When last we left the SKS stock refinishing the two spirit based coats had been done and only the final coats were left.
Looking around at various art sites and ship building sites I came across two oil semi-varnish recipes that had elements of what I was looking for in an oil varnish that was simple to make. Beyond the oil I was looking for a bit more hardness and elasticity, both, something that instrument makers look for in the Viol family of instruments. That said running resin in boiling oil was not on my agenda. I wanted something that could be closer to a pre-mixed situation using solvents and what I found were a couple of recipes that hit right in this range. One was a varnish for going over sketches which is equal parts:
Damar Varnish (1:1 dissolved in turpentine)
That is a very simple recipe, and leaves you with something that takes a few days to dry. It would have to be applied thinned and then left in a relatively dust free environment for 2-3 days minimum. This was not exactly what I wanted but close.
At a shipbuilding site I hit on a recipe for doing (or re-doing) wood floors, and the parts ratio is as given:
10 parts Tung Oil
1 part BLO
1 part Damar Varnish (1:1)
1 part Turpentine
This is getting extremely close to what I want: a solvent varnish that is high in oil and yet offers some hardening speed for its surface.
At this point I decided that the actual factors wanted would have to include Damar Varnish (1:1) which I already had, Citrus Solvent, Venetian Turpentine and Oil of Turpentine (Rectified Turpentine). The last gives some 'bite' to a layer for adhesion to a previous layer (if I understand my painting terms correctly), plus it is mentioned in a wide number of older recipes for other varnishes. I still needed good drying, low tack time, and hardness with elasticity. Thus I went with the base plus stuff mixed into it which is a great compromise as these things go.
My final mix is:
10 parts Tung Oil
1 part BLO
1 part Citrus Solvent (then 1.5 on second coat)
1 part Venetian Turpentine
1 part Oil of Turpentine
This gives a thin, light colored varnish that can be applied from a simple dropper bottle and I used 1.5 ml as the parts amount.
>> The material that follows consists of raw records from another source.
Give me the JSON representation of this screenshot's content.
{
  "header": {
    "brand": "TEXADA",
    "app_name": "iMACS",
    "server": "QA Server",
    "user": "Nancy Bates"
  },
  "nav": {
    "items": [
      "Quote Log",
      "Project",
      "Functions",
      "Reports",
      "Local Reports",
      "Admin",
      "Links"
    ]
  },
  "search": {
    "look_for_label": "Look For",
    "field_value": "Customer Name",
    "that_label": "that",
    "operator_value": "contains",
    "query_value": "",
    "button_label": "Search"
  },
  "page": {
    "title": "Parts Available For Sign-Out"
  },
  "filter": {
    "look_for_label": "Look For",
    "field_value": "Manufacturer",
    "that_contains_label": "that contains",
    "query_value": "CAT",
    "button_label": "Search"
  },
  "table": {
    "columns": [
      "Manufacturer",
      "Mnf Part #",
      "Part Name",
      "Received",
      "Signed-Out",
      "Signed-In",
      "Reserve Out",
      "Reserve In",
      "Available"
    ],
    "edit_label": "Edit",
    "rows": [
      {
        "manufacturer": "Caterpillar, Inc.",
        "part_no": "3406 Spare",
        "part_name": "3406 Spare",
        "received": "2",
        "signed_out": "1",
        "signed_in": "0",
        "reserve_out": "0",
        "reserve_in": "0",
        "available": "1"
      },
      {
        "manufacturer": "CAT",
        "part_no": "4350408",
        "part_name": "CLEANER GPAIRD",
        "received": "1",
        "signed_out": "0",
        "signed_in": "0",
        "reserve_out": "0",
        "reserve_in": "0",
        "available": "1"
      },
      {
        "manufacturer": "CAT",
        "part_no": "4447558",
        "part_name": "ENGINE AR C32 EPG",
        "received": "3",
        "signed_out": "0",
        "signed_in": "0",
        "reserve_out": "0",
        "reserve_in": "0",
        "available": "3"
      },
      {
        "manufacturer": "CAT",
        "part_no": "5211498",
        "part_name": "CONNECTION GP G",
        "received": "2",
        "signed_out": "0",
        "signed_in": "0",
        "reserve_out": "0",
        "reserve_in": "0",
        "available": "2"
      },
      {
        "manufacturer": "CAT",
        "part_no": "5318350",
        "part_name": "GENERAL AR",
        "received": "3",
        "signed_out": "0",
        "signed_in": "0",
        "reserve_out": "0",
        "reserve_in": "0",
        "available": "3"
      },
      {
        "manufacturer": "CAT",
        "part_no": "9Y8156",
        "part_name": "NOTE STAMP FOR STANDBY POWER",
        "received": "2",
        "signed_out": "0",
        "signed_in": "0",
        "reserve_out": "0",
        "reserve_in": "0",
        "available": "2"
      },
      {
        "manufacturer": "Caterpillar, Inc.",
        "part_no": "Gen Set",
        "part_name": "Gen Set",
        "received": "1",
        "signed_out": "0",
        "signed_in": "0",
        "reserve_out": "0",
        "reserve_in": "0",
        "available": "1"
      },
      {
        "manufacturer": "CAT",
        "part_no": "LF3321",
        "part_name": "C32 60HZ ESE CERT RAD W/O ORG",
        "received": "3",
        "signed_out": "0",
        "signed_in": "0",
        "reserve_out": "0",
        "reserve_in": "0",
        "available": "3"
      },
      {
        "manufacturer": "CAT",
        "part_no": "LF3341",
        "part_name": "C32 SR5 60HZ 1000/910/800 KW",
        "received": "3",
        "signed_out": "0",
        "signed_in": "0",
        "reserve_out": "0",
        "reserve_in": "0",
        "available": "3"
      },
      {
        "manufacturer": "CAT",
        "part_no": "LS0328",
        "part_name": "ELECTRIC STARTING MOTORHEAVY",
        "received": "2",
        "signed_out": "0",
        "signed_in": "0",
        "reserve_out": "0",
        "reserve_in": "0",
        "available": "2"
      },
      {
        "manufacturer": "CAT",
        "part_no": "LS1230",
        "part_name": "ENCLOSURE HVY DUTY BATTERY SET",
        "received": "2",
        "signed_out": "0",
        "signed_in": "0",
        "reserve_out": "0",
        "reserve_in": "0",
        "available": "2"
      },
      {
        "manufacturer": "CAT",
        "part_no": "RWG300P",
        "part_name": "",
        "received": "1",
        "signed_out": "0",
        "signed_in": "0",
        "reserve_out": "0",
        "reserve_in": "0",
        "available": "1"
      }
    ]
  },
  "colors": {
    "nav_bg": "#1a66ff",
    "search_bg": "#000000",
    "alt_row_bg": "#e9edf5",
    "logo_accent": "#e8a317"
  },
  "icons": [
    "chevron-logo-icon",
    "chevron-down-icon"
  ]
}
I would up the Citrus Solvent to see if I could cut dry times between coats.
The methodology used is a wet sanding with the varnish with 400 grit sandpaper, do thoroughly with one drop covering up to 9 square inches of stock area sanding with the grain. Then a drop by drop hand rubbing (with latex gloves on) over the entire stock rubbing in the direction of the grain.
Let sit between 2 and 4 hours and clean excess off (it is mostly Tung Oil) and I found that it was tacky to start with but once the rag got moving it went very quickly. Basically you want to get rid of the thick coating (I used about 30 drops total for a coat, with extra added when the sandpaper got dry or when the latex glove stuck to the stock) and leave just what had adhered immediately at the surface.
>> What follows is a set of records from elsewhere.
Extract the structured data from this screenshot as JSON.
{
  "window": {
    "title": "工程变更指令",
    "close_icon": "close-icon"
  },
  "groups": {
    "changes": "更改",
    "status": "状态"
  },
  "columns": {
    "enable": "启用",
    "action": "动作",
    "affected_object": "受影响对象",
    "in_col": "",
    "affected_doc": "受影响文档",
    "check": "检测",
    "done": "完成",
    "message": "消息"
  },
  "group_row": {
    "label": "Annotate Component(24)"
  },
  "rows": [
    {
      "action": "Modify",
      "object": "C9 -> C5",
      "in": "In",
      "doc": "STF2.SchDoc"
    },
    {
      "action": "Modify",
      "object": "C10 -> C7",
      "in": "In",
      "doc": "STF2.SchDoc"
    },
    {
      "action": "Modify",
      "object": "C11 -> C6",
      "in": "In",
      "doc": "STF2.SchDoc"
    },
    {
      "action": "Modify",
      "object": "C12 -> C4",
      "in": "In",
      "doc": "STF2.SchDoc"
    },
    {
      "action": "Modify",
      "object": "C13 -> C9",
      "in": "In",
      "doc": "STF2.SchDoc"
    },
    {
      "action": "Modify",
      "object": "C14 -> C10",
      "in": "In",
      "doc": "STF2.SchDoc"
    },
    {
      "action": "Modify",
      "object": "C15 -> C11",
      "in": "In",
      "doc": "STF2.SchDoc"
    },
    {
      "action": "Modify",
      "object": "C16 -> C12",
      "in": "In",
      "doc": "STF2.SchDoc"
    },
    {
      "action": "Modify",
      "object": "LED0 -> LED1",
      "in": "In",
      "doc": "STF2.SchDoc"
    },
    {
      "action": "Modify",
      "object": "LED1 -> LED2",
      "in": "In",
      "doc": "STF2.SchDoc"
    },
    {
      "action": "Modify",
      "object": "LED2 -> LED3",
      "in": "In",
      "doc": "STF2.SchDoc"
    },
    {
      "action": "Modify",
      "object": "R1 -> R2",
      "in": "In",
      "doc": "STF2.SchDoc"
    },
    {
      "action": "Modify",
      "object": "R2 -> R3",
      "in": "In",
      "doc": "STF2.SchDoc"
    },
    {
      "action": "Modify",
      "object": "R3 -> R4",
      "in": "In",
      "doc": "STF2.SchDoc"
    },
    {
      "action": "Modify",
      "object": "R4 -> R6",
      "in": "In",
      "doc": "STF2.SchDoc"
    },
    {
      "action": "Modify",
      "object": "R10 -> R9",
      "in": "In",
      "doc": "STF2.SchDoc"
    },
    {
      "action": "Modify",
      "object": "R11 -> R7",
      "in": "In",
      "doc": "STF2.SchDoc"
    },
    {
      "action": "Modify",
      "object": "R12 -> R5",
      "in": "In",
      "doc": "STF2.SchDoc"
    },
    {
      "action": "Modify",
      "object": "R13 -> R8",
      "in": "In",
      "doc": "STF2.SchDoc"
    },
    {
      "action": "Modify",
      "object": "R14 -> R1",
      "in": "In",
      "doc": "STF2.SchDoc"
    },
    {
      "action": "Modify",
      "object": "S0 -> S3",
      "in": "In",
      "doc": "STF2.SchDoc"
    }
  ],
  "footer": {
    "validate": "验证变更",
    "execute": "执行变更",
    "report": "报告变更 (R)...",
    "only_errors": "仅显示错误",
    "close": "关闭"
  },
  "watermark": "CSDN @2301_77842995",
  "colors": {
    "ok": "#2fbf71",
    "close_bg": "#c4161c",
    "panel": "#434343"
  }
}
This was done twice over 2 days and it dries pretty well overnight. If done on the plain wood this stuff nearly disappears. I tried it on some cut boards and one drop spread around nearly vanishes.
After the next day a light going over with 0000 steel wool replacement yields the final result. Here is the right side of the stock, no color correction applied.
I was worried about the darkness that the spirit varnish was giving to the stock and I was amazed that the entire set of tonal qualities lightened just after one application. With two the result is wonderful.
The left side of the stock:
This really is something much, much better than I was expecting after the spirit varnish coats. The entire set of tonal qualities has now evened out greatly from the original material.
After a day of sweating and cursing, and having to do just a bit of sanding and light filing to get off some errant finish, the actual hardware has been installed. So I can now give the finished product:
If you remember this is how it looked coming in:
Yeah, pretty bad and soaked with cosmoline. The entire left rear of the stock looked like something wholly different from the rest of it and with poor definition to it. Now it blends in very well with the rest of the stock, it is a world of difference.
And the right side:
And there you have it.
I want to thank all of those making this possible: Classic Arms Inc.,Steve Kehaya and Joe Poyer for their book The SKS Carbine (CKC45g) 4th Revised and Expanded Edition published by North Cape Publications, Inc. which has been my guide to stripping this weapon, Brownell's, Murray Gunsmithing, Buy Milsurp, Apex Gun Parts, The Real Milk Paint Company, my sister and her co-worker at Moog who helped get the pin pusher made, Colman's Military Surplus, and I can't remember the name of every supply house/ art house/ and reseller of resins that I've had to go to throughout this.
I'm expecting a longer butt pad to increase LOP and a few other bits and pieces to put on, but nothing to change the original equipment.
Now it is time to take it to a gunsmith and make sure I actually put it together right and that it is safe to fire.